The author of the Radamant ransomware kit has insulted the researcher responsible for creating a decryption tool in some of the malware’s new embedded strings.
Shortly before Christmas Eve, Fabian Wosar of EmsiSoft published the decrypting tool on his company’s website after discovering a weakness in Radamant’s encryption algorithm, reports Softpedia.
After identifying their infected files by tracing the use of the “.RDM” file extension, users can download the tool, run it, complete the licensing agreement, select the infected files, and click “Decrypt”.
The decryption process ranges in duration from a few minutes to more than a day depending on how many files have been encrypted.
Shortly thereafter, the malware’s author came out with a second version that encrypts files using the “.RKK” extension.
But that’s not all that changed. Lawrence Abrams of Bleeping Computer reports that the developer also voiced his displeasure against Wosar and EmsiSoft in some of the ransomware’s core features.
For example, the embedded strings “ThisForHipFabianWosarANDF*CKYOU”, “emisoft.f*ckedbastardsihateyou”, and “radamantv2_emisoft_f*cked” appear in the malware executables. Additionally, the author changed the domain name of one of the command and control (C&C) servers to “emisoftsucked.top”.
Far from displeased, however, Wosar has taken the revisions as a compliment:
“I am not really sure how things work in your circles, but in my circles getting insulted by malware authors is considered the highest kind of accolade someone can get, so thank you very much for that,” he explained. “Just next time, please try to get the company name right. But it’s a common mistake, so I let that one slide.”
Wosar released a revised decryption tool just two days after the Radamant developer published the second version of his ransomware. That has not stopped the malware’s author from offering his product as a ransomware-as-a-service (RaaS) and from reportedly working on a third version. Even so, at 0-2 Wosar, the prospects for Radamant are looking bleak indeed.

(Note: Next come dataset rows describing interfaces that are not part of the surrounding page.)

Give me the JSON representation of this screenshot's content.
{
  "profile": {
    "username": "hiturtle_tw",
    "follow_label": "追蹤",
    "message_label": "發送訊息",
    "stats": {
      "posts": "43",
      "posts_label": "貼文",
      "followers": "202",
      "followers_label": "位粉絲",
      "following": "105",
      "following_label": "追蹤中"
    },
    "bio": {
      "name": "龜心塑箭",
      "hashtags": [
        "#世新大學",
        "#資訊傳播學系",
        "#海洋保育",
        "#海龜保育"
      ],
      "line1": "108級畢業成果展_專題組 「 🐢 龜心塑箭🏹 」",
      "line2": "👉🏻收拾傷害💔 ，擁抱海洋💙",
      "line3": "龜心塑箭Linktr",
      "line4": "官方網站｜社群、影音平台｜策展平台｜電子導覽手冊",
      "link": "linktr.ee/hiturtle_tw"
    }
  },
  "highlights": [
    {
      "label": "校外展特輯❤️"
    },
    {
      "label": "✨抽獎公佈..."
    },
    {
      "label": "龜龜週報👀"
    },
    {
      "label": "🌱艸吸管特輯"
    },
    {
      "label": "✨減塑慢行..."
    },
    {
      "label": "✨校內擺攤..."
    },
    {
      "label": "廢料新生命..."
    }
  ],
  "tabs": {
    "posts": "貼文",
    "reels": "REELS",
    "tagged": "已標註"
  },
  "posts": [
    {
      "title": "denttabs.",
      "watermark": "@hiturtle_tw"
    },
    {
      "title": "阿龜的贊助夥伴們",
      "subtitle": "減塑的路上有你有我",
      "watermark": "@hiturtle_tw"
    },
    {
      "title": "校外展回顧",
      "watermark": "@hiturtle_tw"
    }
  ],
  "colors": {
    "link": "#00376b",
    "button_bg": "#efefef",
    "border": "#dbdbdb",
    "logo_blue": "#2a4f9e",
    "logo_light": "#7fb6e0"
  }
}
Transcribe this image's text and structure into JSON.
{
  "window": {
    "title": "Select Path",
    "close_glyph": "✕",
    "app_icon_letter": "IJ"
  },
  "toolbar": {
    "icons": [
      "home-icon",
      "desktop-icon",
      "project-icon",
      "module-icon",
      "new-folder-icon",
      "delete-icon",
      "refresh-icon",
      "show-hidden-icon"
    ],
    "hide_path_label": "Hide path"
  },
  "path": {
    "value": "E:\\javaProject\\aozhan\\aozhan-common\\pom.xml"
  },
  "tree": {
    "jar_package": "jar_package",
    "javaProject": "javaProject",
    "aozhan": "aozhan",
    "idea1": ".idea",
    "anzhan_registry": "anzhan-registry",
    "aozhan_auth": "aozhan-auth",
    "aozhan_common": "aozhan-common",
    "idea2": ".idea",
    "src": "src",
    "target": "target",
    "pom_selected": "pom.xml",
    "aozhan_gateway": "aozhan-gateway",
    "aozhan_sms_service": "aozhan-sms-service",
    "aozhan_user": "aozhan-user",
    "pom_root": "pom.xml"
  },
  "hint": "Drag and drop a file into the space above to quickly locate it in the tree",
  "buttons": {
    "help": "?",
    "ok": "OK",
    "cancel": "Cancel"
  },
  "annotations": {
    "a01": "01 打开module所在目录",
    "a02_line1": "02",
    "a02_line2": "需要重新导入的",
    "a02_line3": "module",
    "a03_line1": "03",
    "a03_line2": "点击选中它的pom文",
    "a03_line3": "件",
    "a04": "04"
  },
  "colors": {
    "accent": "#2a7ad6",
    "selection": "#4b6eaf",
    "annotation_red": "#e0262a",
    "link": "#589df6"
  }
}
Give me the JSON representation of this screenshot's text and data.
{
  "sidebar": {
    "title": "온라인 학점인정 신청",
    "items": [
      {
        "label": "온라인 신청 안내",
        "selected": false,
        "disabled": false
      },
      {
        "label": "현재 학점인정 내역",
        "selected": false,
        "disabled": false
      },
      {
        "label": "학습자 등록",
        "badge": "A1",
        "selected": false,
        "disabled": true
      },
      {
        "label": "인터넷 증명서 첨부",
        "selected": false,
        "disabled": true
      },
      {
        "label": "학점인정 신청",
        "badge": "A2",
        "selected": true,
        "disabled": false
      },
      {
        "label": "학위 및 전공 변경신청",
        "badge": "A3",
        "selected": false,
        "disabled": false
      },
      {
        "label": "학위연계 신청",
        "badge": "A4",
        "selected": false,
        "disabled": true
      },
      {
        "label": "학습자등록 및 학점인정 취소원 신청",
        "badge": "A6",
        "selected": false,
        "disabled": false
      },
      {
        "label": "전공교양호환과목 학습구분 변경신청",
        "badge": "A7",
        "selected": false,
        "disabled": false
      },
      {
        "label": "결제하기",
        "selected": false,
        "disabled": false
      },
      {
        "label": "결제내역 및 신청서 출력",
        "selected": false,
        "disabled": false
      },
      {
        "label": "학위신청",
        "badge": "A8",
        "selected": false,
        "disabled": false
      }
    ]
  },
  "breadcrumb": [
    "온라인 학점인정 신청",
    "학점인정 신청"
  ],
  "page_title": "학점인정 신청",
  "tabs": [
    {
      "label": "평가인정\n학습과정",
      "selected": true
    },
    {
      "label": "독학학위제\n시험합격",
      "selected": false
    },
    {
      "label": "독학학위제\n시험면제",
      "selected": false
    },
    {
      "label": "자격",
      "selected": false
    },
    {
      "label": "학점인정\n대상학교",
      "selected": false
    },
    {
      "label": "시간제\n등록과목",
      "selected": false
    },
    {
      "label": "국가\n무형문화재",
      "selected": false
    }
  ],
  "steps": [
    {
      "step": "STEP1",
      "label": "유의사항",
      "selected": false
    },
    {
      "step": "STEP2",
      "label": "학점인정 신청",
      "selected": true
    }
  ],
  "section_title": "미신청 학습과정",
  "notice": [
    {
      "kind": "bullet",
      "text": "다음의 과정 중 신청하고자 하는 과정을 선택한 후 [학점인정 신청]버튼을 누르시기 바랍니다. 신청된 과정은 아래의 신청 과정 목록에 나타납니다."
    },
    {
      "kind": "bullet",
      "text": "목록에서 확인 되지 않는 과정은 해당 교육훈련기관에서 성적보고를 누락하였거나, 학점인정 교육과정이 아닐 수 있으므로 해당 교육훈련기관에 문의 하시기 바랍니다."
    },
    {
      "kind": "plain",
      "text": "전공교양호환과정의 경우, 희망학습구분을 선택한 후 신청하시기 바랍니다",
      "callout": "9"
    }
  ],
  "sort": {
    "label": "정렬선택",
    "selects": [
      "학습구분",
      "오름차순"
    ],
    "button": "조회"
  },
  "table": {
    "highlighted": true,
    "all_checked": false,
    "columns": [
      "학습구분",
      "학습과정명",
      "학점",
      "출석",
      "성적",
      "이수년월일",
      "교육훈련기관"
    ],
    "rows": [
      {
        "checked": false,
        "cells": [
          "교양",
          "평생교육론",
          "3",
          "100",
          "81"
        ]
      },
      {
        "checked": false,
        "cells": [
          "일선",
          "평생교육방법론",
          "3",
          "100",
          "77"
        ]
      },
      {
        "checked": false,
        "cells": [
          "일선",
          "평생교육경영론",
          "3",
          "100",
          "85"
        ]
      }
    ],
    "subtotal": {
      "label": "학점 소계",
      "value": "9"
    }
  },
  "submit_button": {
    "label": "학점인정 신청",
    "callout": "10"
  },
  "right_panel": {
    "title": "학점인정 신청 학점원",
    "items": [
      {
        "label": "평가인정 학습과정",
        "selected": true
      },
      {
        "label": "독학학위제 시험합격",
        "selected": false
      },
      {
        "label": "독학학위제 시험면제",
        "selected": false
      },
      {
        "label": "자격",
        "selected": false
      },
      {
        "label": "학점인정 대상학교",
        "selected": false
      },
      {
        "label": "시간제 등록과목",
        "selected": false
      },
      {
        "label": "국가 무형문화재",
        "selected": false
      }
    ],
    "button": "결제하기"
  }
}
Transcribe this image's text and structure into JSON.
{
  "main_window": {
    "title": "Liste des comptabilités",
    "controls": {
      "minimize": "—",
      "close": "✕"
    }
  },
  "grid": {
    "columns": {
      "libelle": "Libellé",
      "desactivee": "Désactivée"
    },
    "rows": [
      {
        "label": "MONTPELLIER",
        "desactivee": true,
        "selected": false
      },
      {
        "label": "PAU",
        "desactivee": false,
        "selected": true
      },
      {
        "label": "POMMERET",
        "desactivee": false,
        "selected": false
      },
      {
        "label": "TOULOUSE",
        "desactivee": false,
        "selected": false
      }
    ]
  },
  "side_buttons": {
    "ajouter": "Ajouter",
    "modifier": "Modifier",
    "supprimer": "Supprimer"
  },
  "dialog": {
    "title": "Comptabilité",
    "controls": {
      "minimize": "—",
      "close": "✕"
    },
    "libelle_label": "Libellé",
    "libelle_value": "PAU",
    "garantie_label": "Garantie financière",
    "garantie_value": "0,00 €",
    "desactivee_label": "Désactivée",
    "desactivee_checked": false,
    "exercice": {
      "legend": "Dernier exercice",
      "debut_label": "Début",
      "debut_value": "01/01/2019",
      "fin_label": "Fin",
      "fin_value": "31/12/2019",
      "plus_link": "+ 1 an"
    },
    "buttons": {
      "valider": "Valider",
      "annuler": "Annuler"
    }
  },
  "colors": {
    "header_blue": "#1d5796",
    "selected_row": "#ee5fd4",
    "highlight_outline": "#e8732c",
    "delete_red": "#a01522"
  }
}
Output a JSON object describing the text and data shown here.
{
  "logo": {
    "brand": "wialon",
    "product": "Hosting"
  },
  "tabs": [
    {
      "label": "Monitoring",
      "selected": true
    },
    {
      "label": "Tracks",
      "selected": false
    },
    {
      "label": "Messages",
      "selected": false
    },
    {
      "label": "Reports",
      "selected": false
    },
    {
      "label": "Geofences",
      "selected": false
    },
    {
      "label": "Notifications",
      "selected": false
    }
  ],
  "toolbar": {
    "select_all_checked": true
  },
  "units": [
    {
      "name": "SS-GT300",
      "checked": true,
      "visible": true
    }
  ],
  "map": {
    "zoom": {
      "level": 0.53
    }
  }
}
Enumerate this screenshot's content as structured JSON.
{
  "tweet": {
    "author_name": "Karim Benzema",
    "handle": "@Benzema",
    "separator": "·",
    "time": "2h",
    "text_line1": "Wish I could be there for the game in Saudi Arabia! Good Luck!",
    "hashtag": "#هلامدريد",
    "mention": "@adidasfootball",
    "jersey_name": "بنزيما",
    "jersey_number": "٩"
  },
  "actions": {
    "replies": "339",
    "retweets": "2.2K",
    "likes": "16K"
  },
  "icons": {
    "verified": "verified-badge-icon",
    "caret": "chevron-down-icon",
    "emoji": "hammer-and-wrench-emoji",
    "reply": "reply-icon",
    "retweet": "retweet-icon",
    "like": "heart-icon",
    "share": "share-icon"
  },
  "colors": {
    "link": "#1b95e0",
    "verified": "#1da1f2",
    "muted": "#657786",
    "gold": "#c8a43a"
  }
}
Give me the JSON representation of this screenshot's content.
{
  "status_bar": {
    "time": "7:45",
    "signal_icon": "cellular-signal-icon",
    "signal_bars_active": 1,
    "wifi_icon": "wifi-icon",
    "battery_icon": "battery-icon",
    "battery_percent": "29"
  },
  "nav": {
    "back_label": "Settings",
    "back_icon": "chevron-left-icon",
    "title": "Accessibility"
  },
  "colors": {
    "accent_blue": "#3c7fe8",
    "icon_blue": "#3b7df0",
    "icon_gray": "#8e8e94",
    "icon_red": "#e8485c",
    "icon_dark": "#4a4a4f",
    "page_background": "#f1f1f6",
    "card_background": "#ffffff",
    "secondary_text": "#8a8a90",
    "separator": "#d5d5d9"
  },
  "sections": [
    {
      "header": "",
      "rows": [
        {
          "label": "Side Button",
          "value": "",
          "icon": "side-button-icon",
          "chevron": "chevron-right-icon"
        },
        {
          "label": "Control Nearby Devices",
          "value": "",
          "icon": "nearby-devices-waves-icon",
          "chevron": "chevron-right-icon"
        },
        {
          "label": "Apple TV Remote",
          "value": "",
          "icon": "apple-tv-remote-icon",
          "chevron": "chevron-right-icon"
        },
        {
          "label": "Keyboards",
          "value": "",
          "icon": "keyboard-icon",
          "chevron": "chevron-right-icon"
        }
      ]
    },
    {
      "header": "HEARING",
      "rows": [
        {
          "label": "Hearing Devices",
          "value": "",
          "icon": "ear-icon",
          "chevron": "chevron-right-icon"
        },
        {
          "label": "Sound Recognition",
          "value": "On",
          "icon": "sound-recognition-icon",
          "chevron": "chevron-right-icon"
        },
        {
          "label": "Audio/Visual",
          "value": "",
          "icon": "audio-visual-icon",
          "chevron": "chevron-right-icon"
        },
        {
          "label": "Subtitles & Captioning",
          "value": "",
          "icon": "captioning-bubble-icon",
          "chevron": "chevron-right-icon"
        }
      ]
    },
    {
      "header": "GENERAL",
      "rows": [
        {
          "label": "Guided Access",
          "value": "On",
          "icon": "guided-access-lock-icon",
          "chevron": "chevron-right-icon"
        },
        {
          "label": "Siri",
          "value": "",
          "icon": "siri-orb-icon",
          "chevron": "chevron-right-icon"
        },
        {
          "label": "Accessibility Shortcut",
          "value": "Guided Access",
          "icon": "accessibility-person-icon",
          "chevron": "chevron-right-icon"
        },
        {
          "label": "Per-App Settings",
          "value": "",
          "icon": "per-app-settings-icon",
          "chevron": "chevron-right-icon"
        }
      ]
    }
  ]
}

To learn how you can protect yourself against Radamant and other forms of ransomware, please click here.